_Instructions for the task:_
Output all entries below exactly as they are given.

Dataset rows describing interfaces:

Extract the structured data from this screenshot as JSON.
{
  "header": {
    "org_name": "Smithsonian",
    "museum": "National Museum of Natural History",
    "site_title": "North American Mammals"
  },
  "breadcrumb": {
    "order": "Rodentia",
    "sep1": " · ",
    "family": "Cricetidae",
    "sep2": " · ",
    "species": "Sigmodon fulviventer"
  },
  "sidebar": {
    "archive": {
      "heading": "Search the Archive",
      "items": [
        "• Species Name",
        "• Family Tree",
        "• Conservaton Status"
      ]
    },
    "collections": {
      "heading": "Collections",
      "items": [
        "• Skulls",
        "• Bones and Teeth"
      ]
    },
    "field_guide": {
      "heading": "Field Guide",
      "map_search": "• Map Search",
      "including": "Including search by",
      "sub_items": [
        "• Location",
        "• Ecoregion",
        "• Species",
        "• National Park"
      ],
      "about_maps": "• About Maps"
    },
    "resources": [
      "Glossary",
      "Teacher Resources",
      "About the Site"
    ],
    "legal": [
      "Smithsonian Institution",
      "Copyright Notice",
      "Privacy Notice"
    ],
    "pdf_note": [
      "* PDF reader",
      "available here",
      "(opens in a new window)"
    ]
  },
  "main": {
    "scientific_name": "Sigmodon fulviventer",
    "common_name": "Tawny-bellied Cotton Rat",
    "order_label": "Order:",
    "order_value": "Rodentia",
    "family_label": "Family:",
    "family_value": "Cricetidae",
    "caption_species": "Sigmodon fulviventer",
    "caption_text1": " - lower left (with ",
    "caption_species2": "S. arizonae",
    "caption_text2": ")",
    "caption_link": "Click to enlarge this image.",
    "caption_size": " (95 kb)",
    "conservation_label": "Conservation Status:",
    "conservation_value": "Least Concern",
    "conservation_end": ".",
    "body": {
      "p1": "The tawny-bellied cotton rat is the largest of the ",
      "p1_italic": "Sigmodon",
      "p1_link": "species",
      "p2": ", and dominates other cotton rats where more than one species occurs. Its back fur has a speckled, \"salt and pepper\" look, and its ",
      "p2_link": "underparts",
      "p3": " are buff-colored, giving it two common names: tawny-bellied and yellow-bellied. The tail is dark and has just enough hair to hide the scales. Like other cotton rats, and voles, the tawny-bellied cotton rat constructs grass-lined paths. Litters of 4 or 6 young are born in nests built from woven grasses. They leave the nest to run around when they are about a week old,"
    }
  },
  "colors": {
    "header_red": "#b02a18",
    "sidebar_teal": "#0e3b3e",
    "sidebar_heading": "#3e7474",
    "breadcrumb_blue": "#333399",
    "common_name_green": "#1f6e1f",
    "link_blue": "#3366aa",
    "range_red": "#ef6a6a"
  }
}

_Task output:_
Extract the structured data from this screenshot as JSON.
{
  "header": {
    "org_name": "Smithsonian",
    "museum": "National Museum of Natural History",
    "site_title": "North American Mammals"
  },
  "breadcrumb": {
    "order": "Rodentia",
    "sep1": " · ",
    "family": "Cricetidae",
    "sep2": " · ",
    "species": "Sigmodon fulviventer"
  },
  "sidebar": {
    "archive": {
      "heading": "Search the Archive",
      "items": [
        "• Species Name",
        "• Family Tree",
        "• Conservaton Status"
      ]
    },
    "collections": {
      "heading": "Collections",
      "items": [
        "• Skulls",
        "• Bones and Teeth"
      ]
    },
    "field_guide": {
      "heading": "Field Guide",
      "map_search": "• Map Search",
      "including": "Including search by",
      "sub_items": [
        "• Location",
        "• Ecoregion",
        "• Species",
        "• National Park"
      ],
      "about_maps": "• About Maps"
    },
    "resources": [
      "Glossary",
      "Teacher Resources",
      "About the Site"
    ],
    "legal": [
      "Smithsonian Institution",
      "Copyright Notice",
      "Privacy Notice"
    ],
    "pdf_note": [
      "* PDF reader",
      "available here",
      "(opens in a new window)"
    ]
  },
  "main": {
    "scientific_name": "Sigmodon fulviventer",
    "common_name": "Tawny-bellied Cotton Rat",
    "order_label": "Order:",
    "order_value": "Rodentia",
    "family_label": "Family:",
    "family_value": "Cricetidae",
    "caption_species": "Sigmodon fulviventer",
    "caption_text1": " - lower left (with ",
    "caption_species2": "S. arizonae",
    "caption_text2": ")",
    "caption_link": "Click to enlarge this image.",
    "caption_size": " (95 kb)",
    "conservation_label": "Conservation Status:",
    "conservation_value": "Least Concern",
    "conservation_end": ".",
    "body": {
      "p1": "The tawny-bellied cotton rat is the largest of the ",
      "p1_italic": "Sigmodon",
      "p1_link": "species",
      "p2": ", and dominates other cotton rats where more than one species occurs. Its back fur has a speckled, \"salt and pepper\" look, and its ",
      "p2_link": "underparts",
      "p3": " are buff-colored, giving it two common names: tawny-bellied and yellow-bellied. The tail is dark and has just enough hair to hide the scales. Like other cotton rats, and voles, the tawny-bellied cotton rat constructs grass-lined paths. Litters of 4 or 6 young are born in nests built from woven grasses. They leave the nest to run around when they are about a week old,"
    }
  },
  "colors": {
    "header_red": "#b02a18",
    "sidebar_teal": "#0e3b3e",
    "sidebar_heading": "#3e7474",
    "breadcrumb_blue": "#333399",
    "common_name_green": "#1f6e1f",
    "link_blue": "#3366aa",
    "range_red": "#ef6a6a"
  }
}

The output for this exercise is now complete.